> _Your objective_
Copy every record word for word. Pictures are not part of the copy.

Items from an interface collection

* * *

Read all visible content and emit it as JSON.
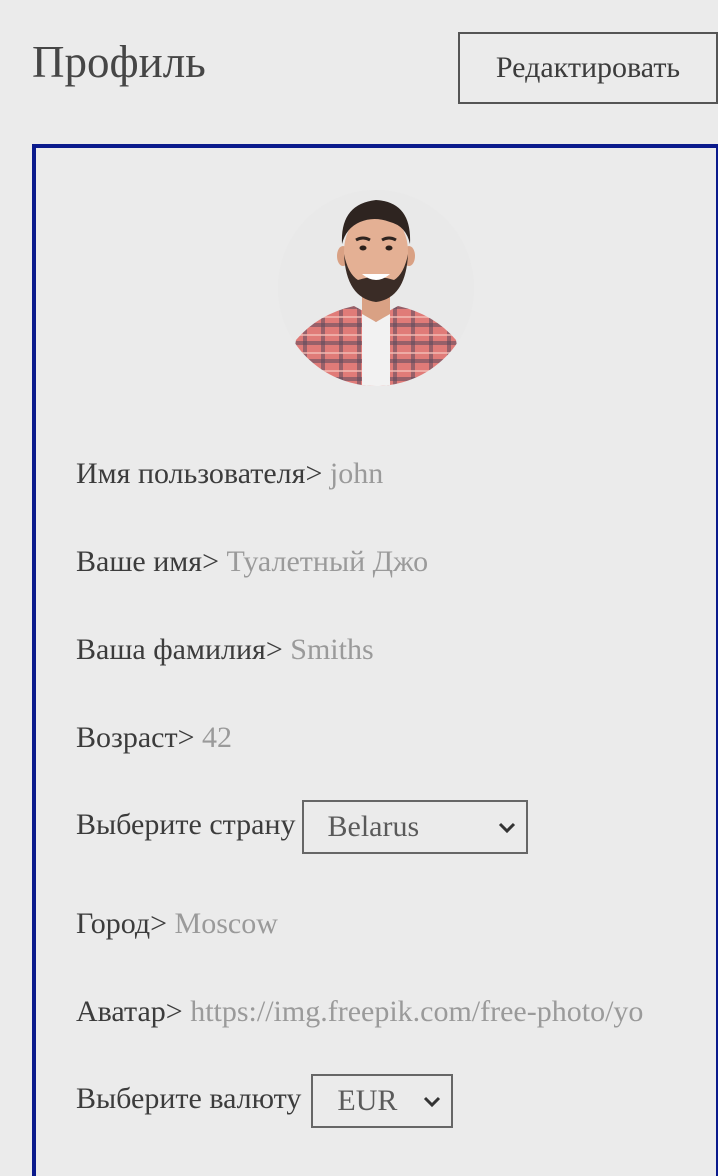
{
  "header": {
    "title": "Профиль",
    "edit_label": "Редактировать"
  },
  "profile": {
    "avatar_icon": "user-photo",
    "fields": [
      {
        "label": "Имя пользователя>",
        "value": "john"
      },
      {
        "label": "Ваше имя>",
        "value": "Туалетный Джо"
      },
      {
        "label": "Ваша фамилия>",
        "value": "Smiths"
      },
      {
        "label": "Возраст>",
        "value": "42"
      },
      {
        "label": "Город>",
        "value": "Moscow"
      },
      {
        "label": "Аватар>",
        "value": "https://img.freepik.com/free-photo/yo"
      }
    ],
    "country": {
      "label": "Выберите страну",
      "selected": "Belarus"
    },
    "currency": {
      "label": "Выберите валюту",
      "selected": "EUR"
    }
  },
  "colors": {
    "card_border": "#0a1a8c",
    "background": "#ebebeb",
    "value_text": "#9a9a9a"
  }
}
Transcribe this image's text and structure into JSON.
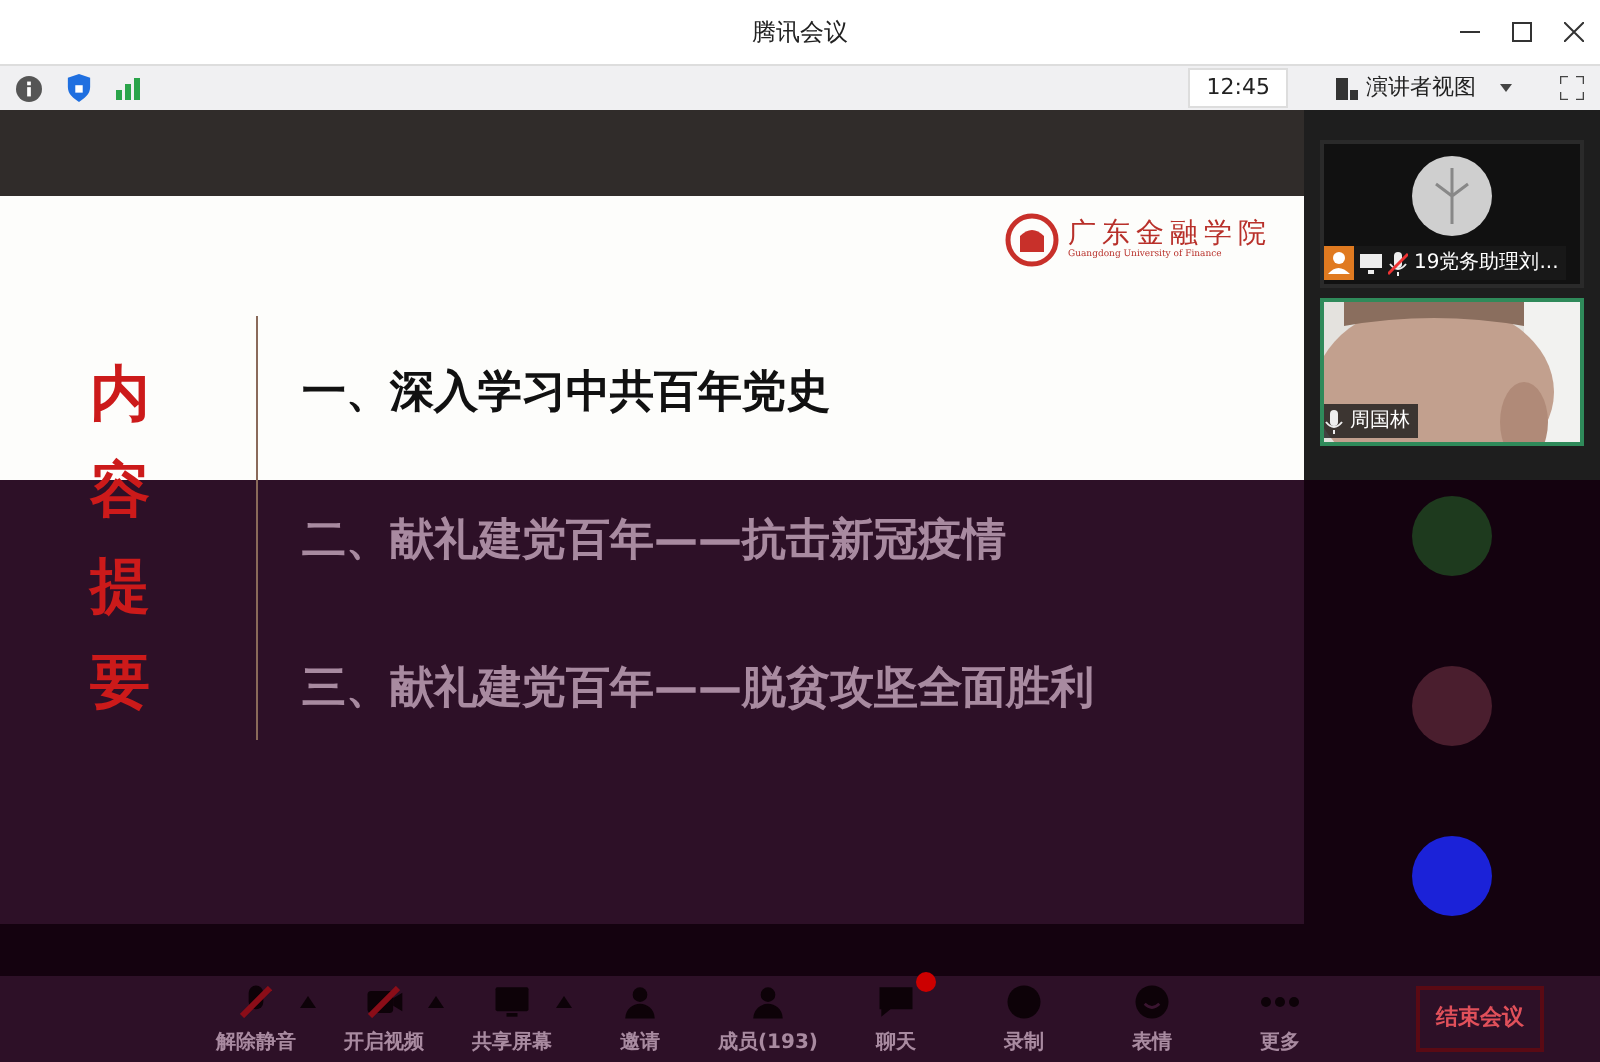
{
  "window": {
    "title": "腾讯会议"
  },
  "status_bar": {
    "time": "12:45",
    "view_button": "演讲者视图"
  },
  "slide": {
    "logo_name": "广东金融学院",
    "logo_subtitle": "Guangdong University of Finance",
    "side_title": "内容提要",
    "items": [
      "一、深入学习中共百年党史",
      "二、献礼建党百年——抗击新冠疫情",
      "三、献礼建党百年——脱贫攻坚全面胜利"
    ]
  },
  "participants": [
    {
      "kind": "tile",
      "name": "19党务助理刘...",
      "video": false,
      "muted": true
    },
    {
      "kind": "tile",
      "name": "周国林",
      "video": true,
      "muted": false
    },
    {
      "kind": "dot",
      "color": "#1e3a1e"
    },
    {
      "kind": "dot",
      "color": "#4a1e2e"
    },
    {
      "kind": "dot",
      "color": "#1b22d8"
    }
  ],
  "toolbar": [
    {
      "label": "解除静音",
      "kind": "mic",
      "menu": true,
      "off": true,
      "unread": false
    },
    {
      "label": "开启视频",
      "kind": "video",
      "menu": true,
      "off": true,
      "unread": false
    },
    {
      "label": "共享屏幕",
      "kind": "screen",
      "menu": true,
      "off": false,
      "unread": false
    },
    {
      "label": "邀请",
      "kind": "person",
      "menu": false,
      "off": false,
      "unread": false
    },
    {
      "label": "成员(193)",
      "kind": "person",
      "menu": false,
      "off": false,
      "unread": false
    },
    {
      "label": "聊天",
      "kind": "chat",
      "menu": false,
      "off": false,
      "unread": true
    },
    {
      "label": "录制",
      "kind": "record",
      "menu": false,
      "off": false,
      "unread": false
    },
    {
      "label": "表情",
      "kind": "smile",
      "menu": false,
      "off": false,
      "unread": false
    },
    {
      "label": "更多",
      "kind": "more",
      "menu": false,
      "off": false,
      "unread": false
    }
  ],
  "end_button": "结束会议"
}
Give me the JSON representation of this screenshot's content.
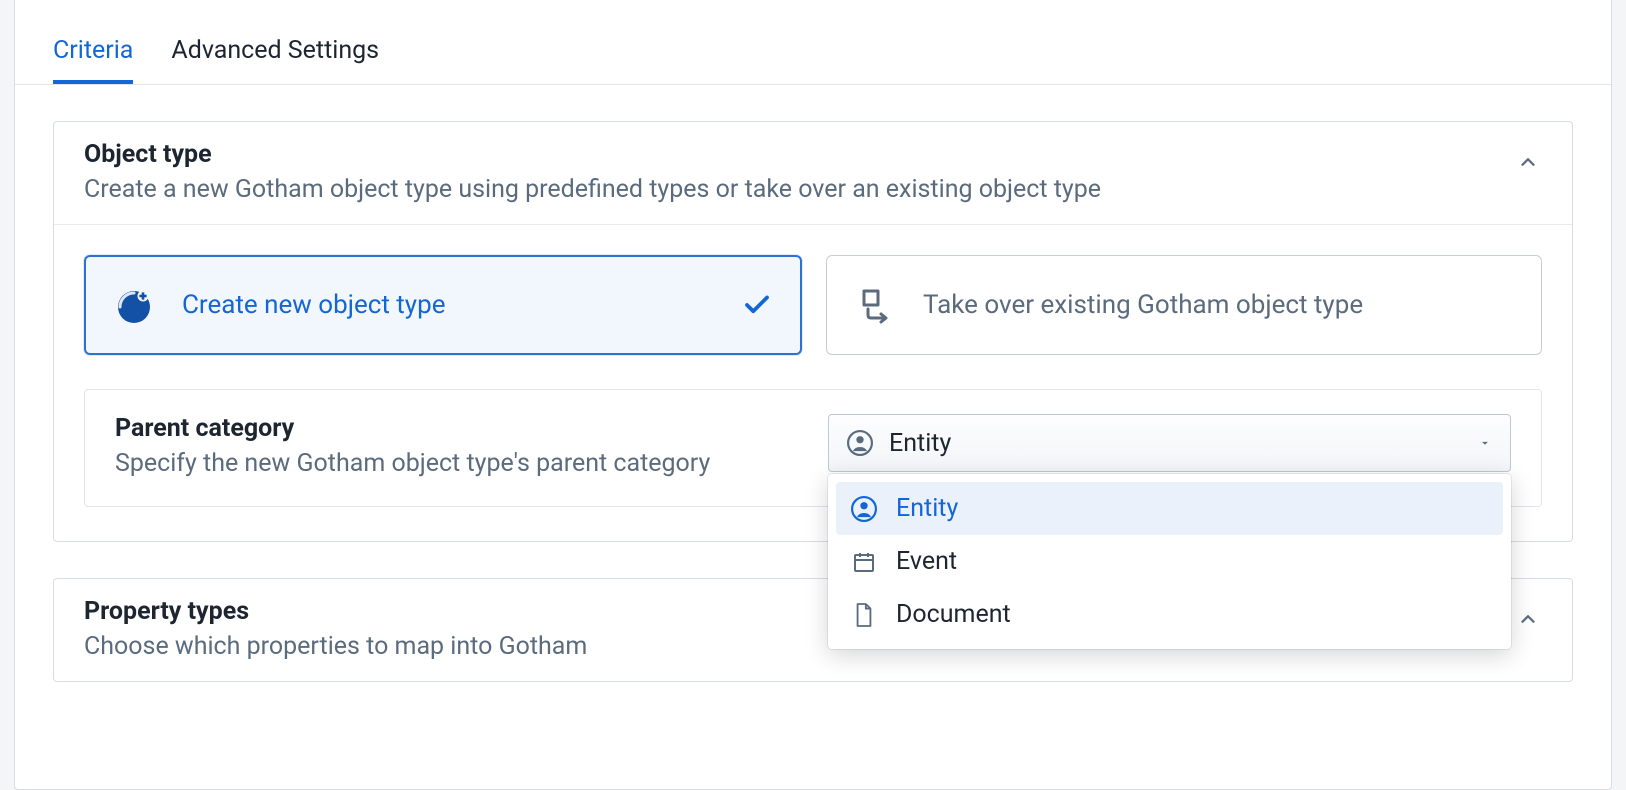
{
  "tabs": {
    "criteria": "Criteria",
    "advanced": "Advanced Settings"
  },
  "sections": {
    "object_type": {
      "title": "Object type",
      "subtitle": "Create a new Gotham object type using predefined types or take over an existing object type",
      "options": {
        "create_new": "Create new object type",
        "take_over": "Take over existing Gotham object type"
      },
      "parent_category": {
        "title": "Parent category",
        "subtitle": "Specify the new Gotham object type's parent category",
        "selected": "Entity",
        "items": {
          "entity": "Entity",
          "event": "Event",
          "document": "Document"
        }
      }
    },
    "property_types": {
      "title": "Property types",
      "subtitle": "Choose which properties to map into Gotham"
    }
  }
}
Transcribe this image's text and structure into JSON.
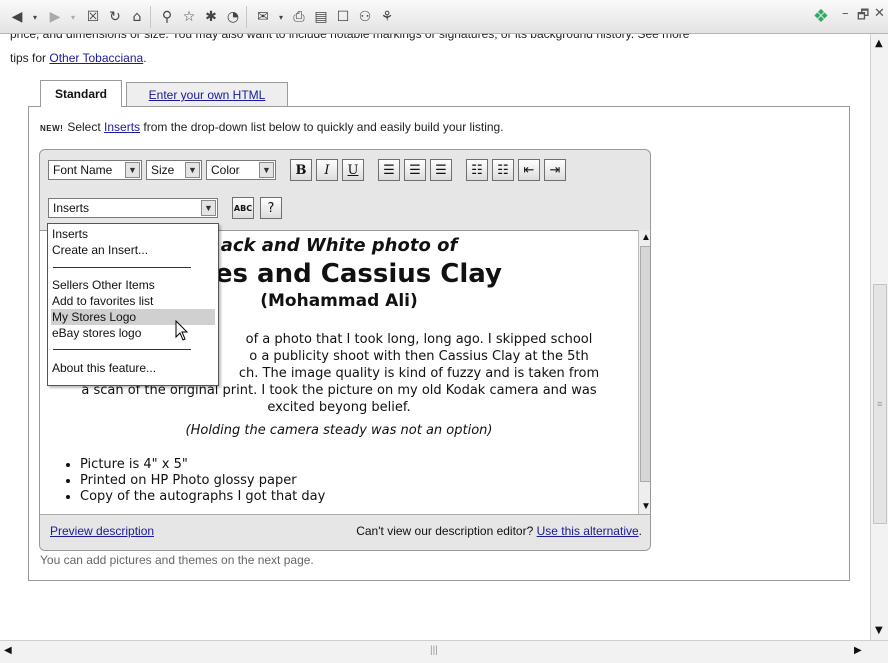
{
  "intro": {
    "clipped_line": "price, and dimensions or size. You may also want to include notable markings or signatures, or its background history. See more",
    "line2_prefix": "tips for ",
    "line2_link": "Other Tobacciana",
    "line2_suffix": "."
  },
  "tabs": [
    {
      "label": "Standard"
    },
    {
      "label": "Enter your own HTML"
    }
  ],
  "new_notice": {
    "badge": "NEW!",
    "prefix": "Select ",
    "link": "Inserts",
    "suffix": " from the drop-down list below to quickly and easily build your listing."
  },
  "toolbar": {
    "font_name": "Font Name",
    "size": "Size",
    "color": "Color",
    "bold": "B",
    "italic": "I",
    "underline": "U",
    "inserts_selected": "Inserts",
    "spell_label": "ABC",
    "help_label": "?"
  },
  "dropdown": {
    "items": [
      "Inserts",
      "Create an Insert...",
      "Sellers Other Items",
      "Add to favorites list",
      "My Stores Logo",
      "eBay stores logo",
      "About this feature..."
    ],
    "highlighted": "My Stores Logo"
  },
  "document": {
    "title1": "ack and White photo of",
    "title2": "atles and Cassius Clay",
    "title3": "(Mohammad Ali)",
    "para_lines": [
      "of a photo that I took long, long ago. I skipped school",
      "o a publicity shoot with then Cassius Clay at the 5th",
      "ch. The image quality is kind of fuzzy and is taken from",
      "a scan of the original print. I took the picture on my old Kodak camera and was",
      "excited beyong belief."
    ],
    "italic_line": "(Holding the camera steady was not an option)",
    "bullets": [
      "Picture is 4\" x 5\"",
      "Printed on HP Photo glossy paper",
      "Copy of the autographs I got that day"
    ]
  },
  "editor_footer": {
    "preview_link": "Preview description",
    "cant_view": "Can't view our description editor? ",
    "alternative_link": "Use this alternative",
    "alt_suffix": "."
  },
  "below_note": "You can add pictures and themes on the next page.",
  "window": {
    "minimize": "–",
    "restore": "🗗",
    "close": "✕"
  },
  "colors": {
    "link": "#1a1a9a",
    "highlight": "#d0d0d0"
  }
}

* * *

> _Exercise answer_
Read all visible content and emit it as JSON.
{
  "header": {
    "title": "Профиль",
    "edit_label": "Редактировать"
  },
  "profile": {
    "avatar_icon": "user-photo",
    "fields": [
      {
        "label": "Имя пользователя>",
        "value": "john"
      },
      {
        "label": "Ваше имя>",
        "value": "Туалетный Джо"
      },
      {
        "label": "Ваша фамилия>",
        "value": "Smiths"
      },
      {
        "label": "Возраст>",
        "value": "42"
      },
      {
        "label": "Город>",
        "value": "Moscow"
      },
      {
        "label": "Аватар>",
        "value": "https://img.freepik.com/free-photo/yo"
      }
    ],
    "country": {
      "label": "Выберите страну",
      "selected": "Belarus"
    },
    "currency": {
      "label": "Выберите валюту",
      "selected": "EUR"
    }
  },
  "colors": {
    "card_border": "#0a1a8c",
    "background": "#ebebeb",
    "value_text": "#9a9a9a"
  }
}
Transcribe this image's text and structure into JSON.
{
  "window": {
    "title": "腾讯会议"
  },
  "status_bar": {
    "time": "12:45",
    "view_button": "演讲者视图"
  },
  "slide": {
    "logo_name": "广东金融学院",
    "logo_subtitle": "Guangdong University of Finance",
    "side_title": "内容提要",
    "items": [
      "一、深入学习中共百年党史",
      "二、献礼建党百年——抗击新冠疫情",
      "三、献礼建党百年——脱贫攻坚全面胜利"
    ]
  },
  "participants": [
    {
      "kind": "tile",
      "name": "19党务助理刘...",
      "video": false,
      "muted": true
    },
    {
      "kind": "tile",
      "name": "周国林",
      "video": true,
      "muted": false
    },
    {
      "kind": "dot",
      "color": "#1e3a1e"
    },
    {
      "kind": "dot",
      "color": "#4a1e2e"
    },
    {
      "kind": "dot",
      "color": "#1b22d8"
    }
  ],
  "toolbar": [
    {
      "label": "解除静音",
      "kind": "mic",
      "menu": true,
      "off": true,
      "unread": false
    },
    {
      "label": "开启视频",
      "kind": "video",
      "menu": true,
      "off": true,
      "unread": false
    },
    {
      "label": "共享屏幕",
      "kind": "screen",
      "menu": true,
      "off": false,
      "unread": false
    },
    {
      "label": "邀请",
      "kind": "person",
      "menu": false,
      "off": false,
      "unread": false
    },
    {
      "label": "成员(193)",
      "kind": "person",
      "menu": false,
      "off": false,
      "unread": false
    },
    {
      "label": "聊天",
      "kind": "chat",
      "menu": false,
      "off": false,
      "unread": true
    },
    {
      "label": "录制",
      "kind": "record",
      "menu": false,
      "off": false,
      "unread": false
    },
    {
      "label": "表情",
      "kind": "smile",
      "menu": false,
      "off": false,
      "unread": false
    },
    {
      "label": "更多",
      "kind": "more",
      "menu": false,
      "off": false,
      "unread": false
    }
  ],
  "end_button": "结束会议"
}
Give me the JSON representation of this screenshot's content.
{
  "tabs": {
    "criteria": "Criteria",
    "advanced": "Advanced Settings"
  },
  "sections": {
    "object_type": {
      "title": "Object type",
      "subtitle": "Create a new Gotham object type using predefined types or take over an existing object type",
      "options": {
        "create_new": "Create new object type",
        "take_over": "Take over existing Gotham object type"
      },
      "parent_category": {
        "title": "Parent category",
        "subtitle": "Specify the new Gotham object type's parent category",
        "selected": "Entity",
        "items": {
          "entity": "Entity",
          "event": "Event",
          "document": "Document"
        }
      }
    },
    "property_types": {
      "title": "Property types",
      "subtitle": "Choose which properties to map into Gotham"
    }
  }
}
Transcribe this image's text and structure into JSON.
{
  "intro": {
    "clipped_line": "price, and dimensions or size. You may also want to include notable markings or signatures, or its background history. See more",
    "line2_prefix": "tips for ",
    "line2_link": "Other Tobacciana",
    "line2_suffix": "."
  },
  "tabs": [
    {
      "label": "Standard"
    },
    {
      "label": "Enter your own HTML"
    }
  ],
  "new_notice": {
    "badge": "NEW!",
    "prefix": "Select ",
    "link": "Inserts",
    "suffix": " from the drop-down list below to quickly and easily build your listing."
  },
  "toolbar": {
    "font_name": "Font Name",
    "size": "Size",
    "color": "Color",
    "bold": "B",
    "italic": "I",
    "underline": "U",
    "inserts_selected": "Inserts",
    "spell_label": "ABC",
    "help_label": "?"
  },
  "dropdown": {
    "items": [
      "Inserts",
      "Create an Insert...",
      "Sellers Other Items",
      "Add to favorites list",
      "My Stores Logo",
      "eBay stores logo",
      "About this feature..."
    ],
    "highlighted": "My Stores Logo"
  },
  "document": {
    "title1": "ack and White photo of",
    "title2": "atles and Cassius Clay",
    "title3": "(Mohammad Ali)",
    "para_lines": [
      "of a photo that I took long, long ago. I skipped school",
      "o a publicity shoot with then Cassius Clay at the 5th",
      "ch. The image quality is kind of fuzzy and is taken from",
      "a scan of the original print. I took the picture on my old Kodak camera and was",
      "excited beyong belief."
    ],
    "italic_line": "(Holding the camera steady was not an option)",
    "bullets": [
      "Picture is 4\" x 5\"",
      "Printed on HP Photo glossy paper",
      "Copy of the autographs I got that day"
    ]
  },
  "editor_footer": {
    "preview_link": "Preview description",
    "cant_view": "Can't view our description editor? ",
    "alternative_link": "Use this alternative",
    "alt_suffix": "."
  },
  "below_note": "You can add pictures and themes on the next page.",
  "window": {
    "minimize": "–",
    "restore": "🗗",
    "close": "✕"
  },
  "colors": {
    "link": "#1a1a9a",
    "highlight": "#d0d0d0"
  }
}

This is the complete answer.